Advanced skills development, aligned with Namibia’s Vision 2030 objective to be the hub-and-spokes logistics leader for the region, is part of the academic focus at the National University of Science and Technology (NUST).
According to Emilia Salomo, a lecturer from the Faculty of Management Sciences, the university introduced its first programme for the freight industry little over a decade ago, but has made significant strides in equipping tomorrow’s logistics professionals with the necessary abilities.
Speaking at the 13th Annual Logistics and Transport Workshop, she said preparing for 2030 had dominated planning at the NUST to help meet future goals.
“What planning around Vision 2030 has revealed is lack of skills, especially in this space.”

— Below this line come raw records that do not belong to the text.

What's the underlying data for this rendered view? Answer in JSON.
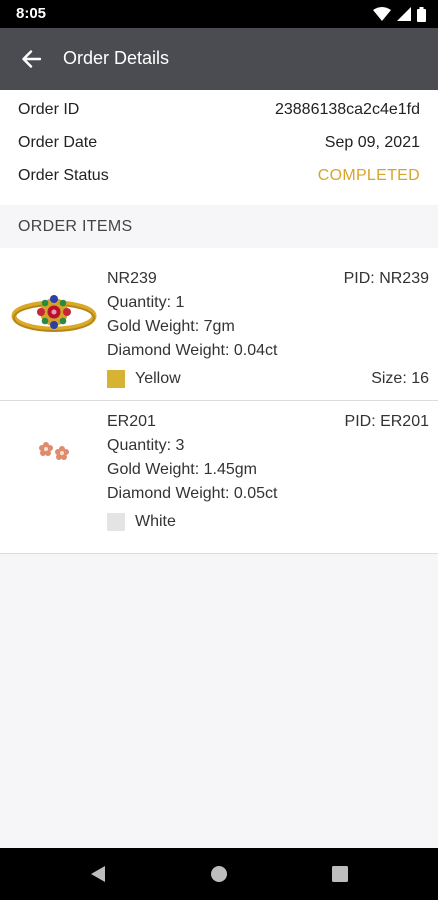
{
  "status_bar": {
    "time": "8:05",
    "icons": [
      "wifi-icon",
      "signal-icon",
      "battery-icon"
    ]
  },
  "app_bar": {
    "title": "Order Details",
    "back_icon": "arrow-left-icon"
  },
  "order": {
    "id_label": "Order ID",
    "id_value": "23886138ca2c4e1fd",
    "date_label": "Order Date",
    "date_value": "Sep 09, 2021",
    "status_label": "Order Status",
    "status_value": "COMPLETED"
  },
  "colors": {
    "app_bar": "#4a4c52",
    "status_completed": "#d8a52c",
    "swatch_yellow": "#d8b333",
    "swatch_white": "#e4e4e4"
  },
  "items_header": "ORDER ITEMS",
  "items": [
    {
      "name": "NR239",
      "pid": "PID: NR239",
      "quantity": "Quantity: 1",
      "gold_weight": "Gold Weight: 7gm",
      "diamond_weight": "Diamond Weight: 0.04ct",
      "color": "Yellow",
      "size": "Size: 16",
      "image": "gold-ring-image"
    },
    {
      "name": "ER201",
      "pid": "PID: ER201",
      "quantity": "Quantity: 3",
      "gold_weight": "Gold Weight: 1.45gm",
      "diamond_weight": "Diamond Weight: 0.05ct",
      "color": "White",
      "image": "earrings-image"
    }
  ],
  "nav": {
    "back": "triangle-back-icon",
    "home": "circle-home-icon",
    "recents": "square-recents-icon"
  }
}
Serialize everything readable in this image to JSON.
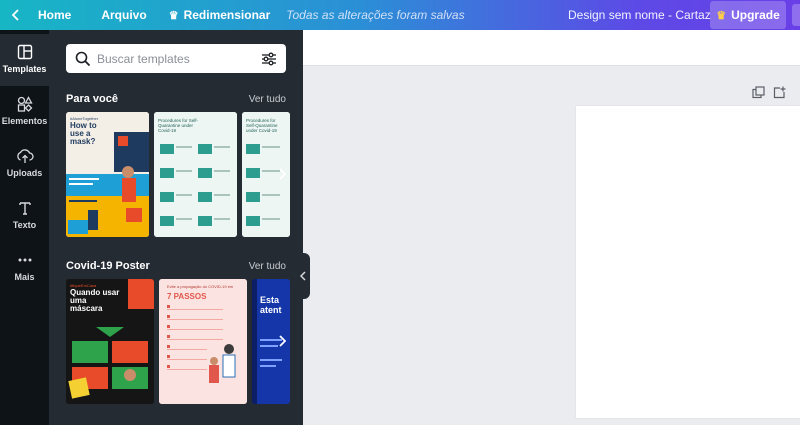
{
  "topbar": {
    "home": "Home",
    "file": "Arquivo",
    "resize": "Redimensionar",
    "saved_status": "Todas as alterações foram salvas",
    "doc_name": "Design sem nome - Cartaz",
    "upgrade": "Upgrade"
  },
  "rail": {
    "items": [
      {
        "label": "Templates",
        "icon": "templates-icon"
      },
      {
        "label": "Elementos",
        "icon": "elements-icon"
      },
      {
        "label": "Uploads",
        "icon": "upload-icon"
      },
      {
        "label": "Texto",
        "icon": "text-icon"
      },
      {
        "label": "Mais",
        "icon": "more-icon"
      }
    ]
  },
  "panel": {
    "search_placeholder": "Buscar templates",
    "sections": [
      {
        "title": "Para você",
        "link": "Ver tudo",
        "thumbs": [
          {
            "title": "How to use a mask?",
            "kicker": "#AloneTogether"
          },
          {
            "title": "Procedures for Self-Quarantine under Covid-19"
          },
          {
            "title": "Procedures for Self-Quarantine under Covid-19"
          }
        ]
      },
      {
        "title": "Covid-19 Poster",
        "link": "Ver tudo",
        "thumbs": [
          {
            "title": "Quando usar uma máscara",
            "kicker": "#fiqueEmCasa"
          },
          {
            "title": "7 PASSOS",
            "kicker": "Evite a propagação do COVID-19 em"
          },
          {
            "title": "Esta atent"
          }
        ]
      }
    ]
  },
  "colors": {
    "accent_teal": "#17b6c5",
    "accent_purple": "#6a3fe8",
    "sidebar": "#0e1318",
    "panel": "#252b33",
    "workspace": "#ebecf0"
  }
}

Academics were aware, Salomo said, that issuing qualifications worth mortarboard tossing would require coming up with fit-for-purpose programmes.
“From an international point of view, they are trying to ready themselves to equip students not just with the skills required from a government point of view, but to make sure that students are capable of adhering to international practice standards for the industry.”
Whereas understanding the background of procurement, supply chain and logistics from a Namibian perspective is important, NUST knows that its lecturers need to be aligned with international practices and processes.
“Our main focus is very much about industrial needs and equipping our students so that graduating ten years from now, the skills they have attained are still relevant to the industry and where the trends are taking us.”
Part of a panel discussion concentrating on procurement, Salomo added that a big part of NUST’s training was not just understanding the procurement process, but also applying acquisition methods aimed at achieving developmental goals.
In addition, elements such as ICT, big data analytics and contract management all form part of instilling in students a sense of future professionalisation.